The Canadian economy lost 200,000 jobs in January under stricter public health regulations enacted to slow the spread of the Omicron variant of COVID-19.

According to Statistics Canada, this decline was the largest decline since January 2021, when the economy lost 207,800 jobs.

The unemployment rate also pushed up the unemployment rate in January from 6.0% in December to 6.5%.

As Omicron spread across the country, the government reintroduced capacity limits and closures in workplaces such as restaurants and gyms.

The majority of unemployment occurred in Ontario and Quebec, with some of the toughest measures in each state.

According to Statistics Canada, food services and hotels were hit hardest, with young people and females most affected.

“The increase in the unemployment rate in January was due to more people being temporarily dismissed or planning to get a job in the near future, and the number of people looking for a job remained almost unchanged,” he said.

Absence due to illness reached a record high in January, with one in ten employees leaving work. The number of employees with less than half the normal working hours increased by 620,000, or two-thirds, the largest increase since March 2020.

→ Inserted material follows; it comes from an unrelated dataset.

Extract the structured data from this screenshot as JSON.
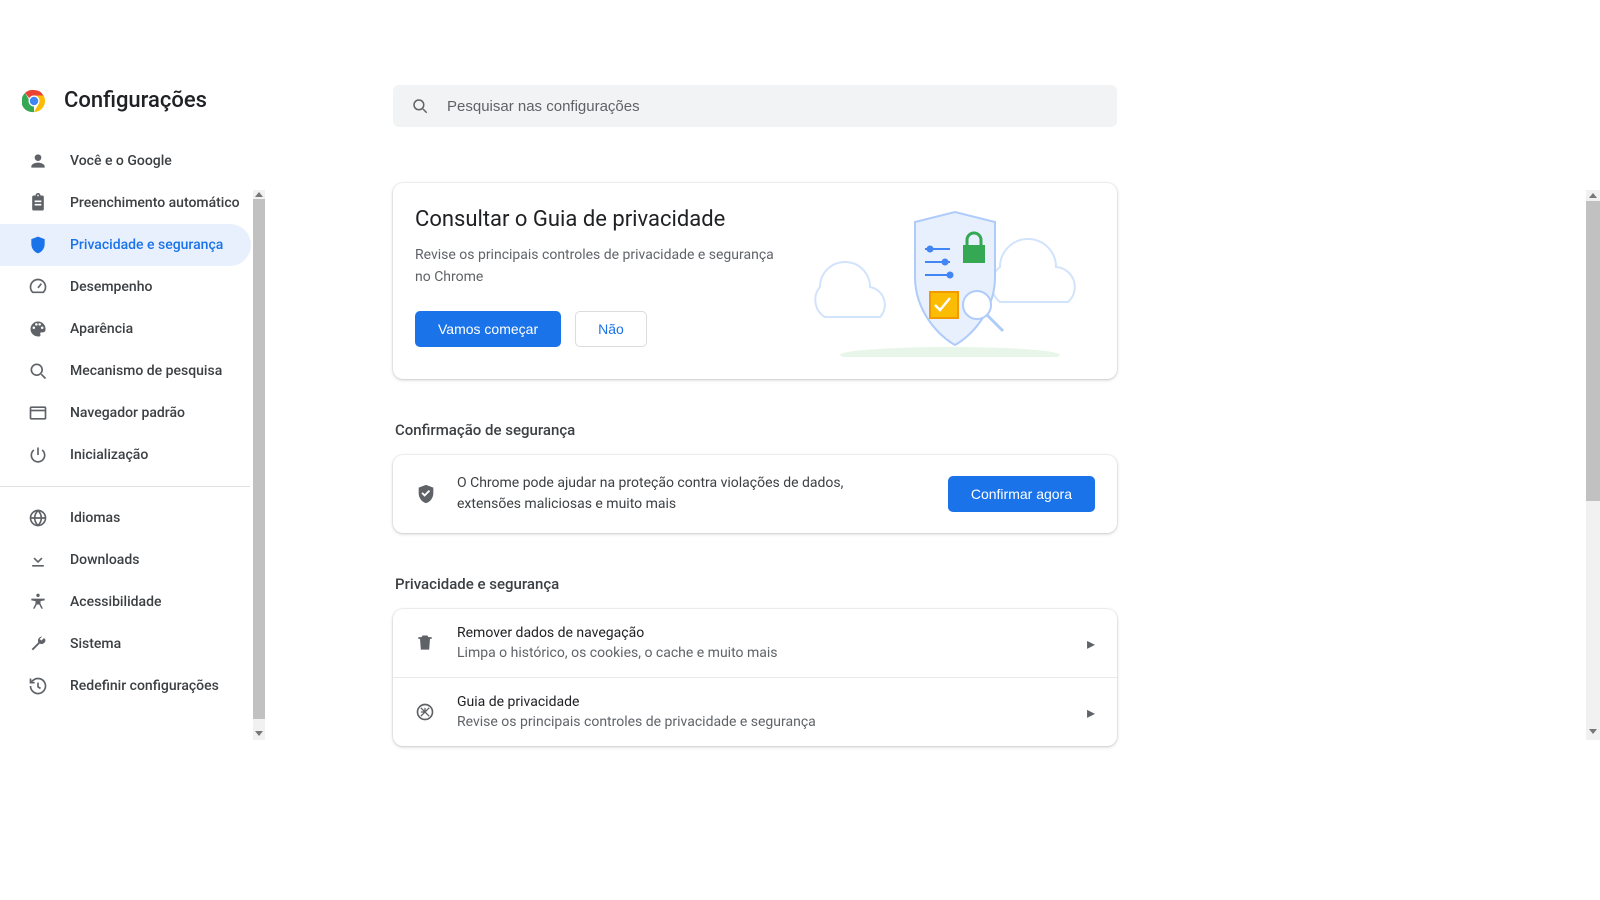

However, Royal Bank economists Nathan Janzen and Claire Fan said the impact of Omicron is short-lived and is not expected to grow beyond the first quarter of 2022.

Recent history may prove a guide. Following the wave of unemployment in January 2021, there was a significant recovery of 272,500 in February last year. The economy lost 198,800 jobs in April last year and fell further in May, but recovered with an increase of 214,600 in June.

“The Canadian labor market has shown an impressive ability to recover after last year’s wave, and some of the general conditions that helped the recovery remain, such as increased employers’ willingness to hire,” said the job site. Brendon Bernard, Senior Economist, said. on mail.

“Some states have relaxed rules for indoor dining, so some of the lost work may come back soon.”

Along Christopher Reynolds

Canadian press